Employers Mut. Cas. Co. v. DGG & CAR, Inc., 218 Ariz. 262, 183 P.3d 513 (2008)

This Arizona Supreme Court case interprets employee dishonesty coverage under a business policy. A DGG employee embezzled $584,000 over five years by way of 284 forged checks. EMC provided coverage of $50,000 per occurrence and defined “occurrence” as “all loss caused by, or involving, one or more ‘employees,’ whether the result of a single act or series of acts.”

EMC paid only $50,000. DGG sued for breach of contract and bad faith, contending EMC owed up to $50,000 for each of the 284 forged checks.

EMC hired a different firm to defend.
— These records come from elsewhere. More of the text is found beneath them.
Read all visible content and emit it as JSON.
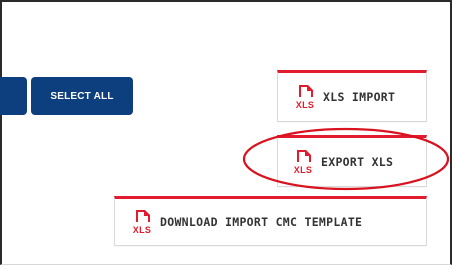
{
  "toolbar": {
    "select_all_label": "SELECT ALL",
    "xls_import_label": "XLS IMPORT",
    "export_xls_label": "EXPORT XLS",
    "download_template_label": "DOWNLOAD IMPORT CMC TEMPLATE"
  },
  "icons": {
    "file_icon": "xls-file-icon",
    "file_icon_text": "XLS"
  },
  "colors": {
    "primary_blue": "#0d3f7e",
    "accent_red": "#e21b2e",
    "annotation_red": "#d9121f",
    "button_border": "#d9d9d9",
    "text_dark": "#333333"
  }
}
The trial judge ruled that the policy was ambiguous, that DGG could recover up to $50,000 for each forgery and, in addition, could proceed on its bad faith claim. At that point EMC turned to our firm. To limit both EMC’s potential exposure and its attorney fees, we arranged for a stipulated judgment against EMC, subject to EMC’s right to appeal the “occurrence” issue.

This proved to be a successful strategy when the Court of Appeals reversed. The Arizona Supreme Court accepted DGG’s petition for review because the case presented an issue of first impression in Arizona and this definition of occurrence is common in employee fidelity/commercial crime policies. The Court rejected all of DGG’s many arguments that the policy was ambiguous, concluding that EMC owed only the $50,000 per occurrence limit. Thus, our work saved EMC well over $1,500,000.


Office Location

3636 North Central Avenue, Suite 1070
Phoenix, AZ 85012-1940
United States

Practice Areas

Insurance Law